• [Work required]
Your copy should match the records exactly, apart from the pictures, which stay out.

[Records from a data collection]
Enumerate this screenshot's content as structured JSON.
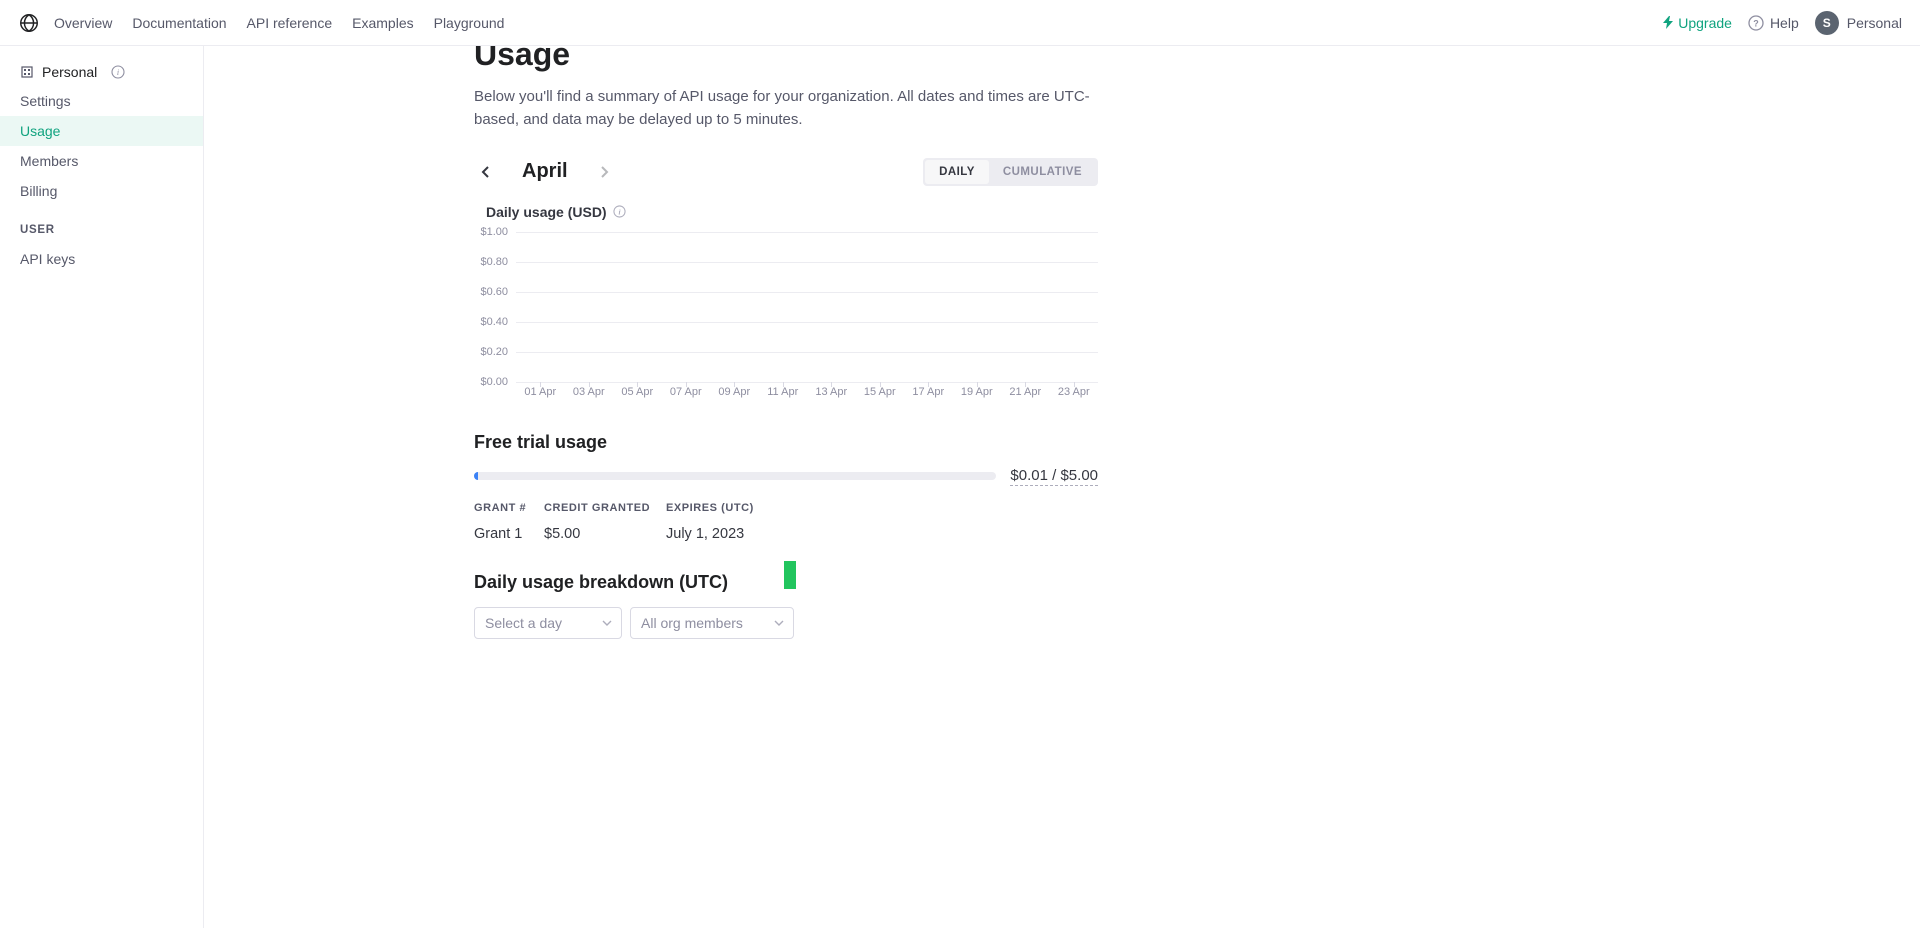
{
  "topbar": {
    "nav": {
      "overview": "Overview",
      "documentation": "Documentation",
      "api_reference": "API reference",
      "examples": "Examples",
      "playground": "Playground"
    },
    "upgrade": "Upgrade",
    "help": "Help",
    "personal": "Personal",
    "avatar_letter": "S"
  },
  "sidebar": {
    "org_label": "Personal",
    "items": {
      "settings": "Settings",
      "usage": "Usage",
      "members": "Members",
      "billing": "Billing"
    },
    "user_header": "USER",
    "api_keys": "API keys"
  },
  "page": {
    "title": "Usage",
    "intro": "Below you'll find a summary of API usage for your organization. All dates and times are UTC-based, and data may be delayed up to 5 minutes.",
    "month": "April",
    "toggles": {
      "daily": "DAILY",
      "cumulative": "CUMULATIVE"
    },
    "chart_title": "Daily usage (USD)"
  },
  "free_trial": {
    "title": "Free trial usage",
    "amount": "$0.01 / $5.00",
    "progress_pct": 0.7,
    "headers": {
      "grant": "GRANT #",
      "credit": "CREDIT GRANTED",
      "expires": "EXPIRES (UTC)"
    },
    "row": {
      "grant": "Grant 1",
      "credit": "$5.00",
      "expires": "July 1, 2023"
    }
  },
  "breakdown": {
    "title": "Daily usage breakdown (UTC)",
    "select_day": "Select a day",
    "select_members": "All org members"
  },
  "chart_data": {
    "type": "bar",
    "title": "Daily usage (USD)",
    "xlabel": "",
    "ylabel": "USD",
    "ylim": [
      0,
      1.0
    ],
    "y_ticks": [
      "$1.00",
      "$0.80",
      "$0.60",
      "$0.40",
      "$0.20",
      "$0.00"
    ],
    "categories": [
      "01 Apr",
      "03 Apr",
      "05 Apr",
      "07 Apr",
      "09 Apr",
      "11 Apr",
      "13 Apr",
      "15 Apr",
      "17 Apr",
      "19 Apr",
      "21 Apr",
      "23 Apr"
    ],
    "values": [
      0,
      0,
      0,
      0,
      0,
      0,
      0,
      0,
      0,
      0,
      0,
      0
    ]
  }
}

• [Answer]
Enumerate this screenshot's content as structured JSON.
{
  "topbar": {
    "nav": {
      "overview": "Overview",
      "documentation": "Documentation",
      "api_reference": "API reference",
      "examples": "Examples",
      "playground": "Playground"
    },
    "upgrade": "Upgrade",
    "help": "Help",
    "personal": "Personal",
    "avatar_letter": "S"
  },
  "sidebar": {
    "org_label": "Personal",
    "items": {
      "settings": "Settings",
      "usage": "Usage",
      "members": "Members",
      "billing": "Billing"
    },
    "user_header": "USER",
    "api_keys": "API keys"
  },
  "page": {
    "title": "Usage",
    "intro": "Below you'll find a summary of API usage for your organization. All dates and times are UTC-based, and data may be delayed up to 5 minutes.",
    "month": "April",
    "toggles": {
      "daily": "DAILY",
      "cumulative": "CUMULATIVE"
    },
    "chart_title": "Daily usage (USD)"
  },
  "free_trial": {
    "title": "Free trial usage",
    "amount": "$0.01 / $5.00",
    "progress_pct": 0.7,
    "headers": {
      "grant": "GRANT #",
      "credit": "CREDIT GRANTED",
      "expires": "EXPIRES (UTC)"
    },
    "row": {
      "grant": "Grant 1",
      "credit": "$5.00",
      "expires": "July 1, 2023"
    }
  },
  "breakdown": {
    "title": "Daily usage breakdown (UTC)",
    "select_day": "Select a day",
    "select_members": "All org members"
  },
  "chart_data": {
    "type": "bar",
    "title": "Daily usage (USD)",
    "xlabel": "",
    "ylabel": "USD",
    "ylim": [
      0,
      1.0
    ],
    "y_ticks": [
      "$1.00",
      "$0.80",
      "$0.60",
      "$0.40",
      "$0.20",
      "$0.00"
    ],
    "categories": [
      "01 Apr",
      "03 Apr",
      "05 Apr",
      "07 Apr",
      "09 Apr",
      "11 Apr",
      "13 Apr",
      "15 Apr",
      "17 Apr",
      "19 Apr",
      "21 Apr",
      "23 Apr"
    ],
    "values": [
      0,
      0,
      0,
      0,
      0,
      0,
      0,
      0,
      0,
      0,
      0,
      0
    ]
  }
}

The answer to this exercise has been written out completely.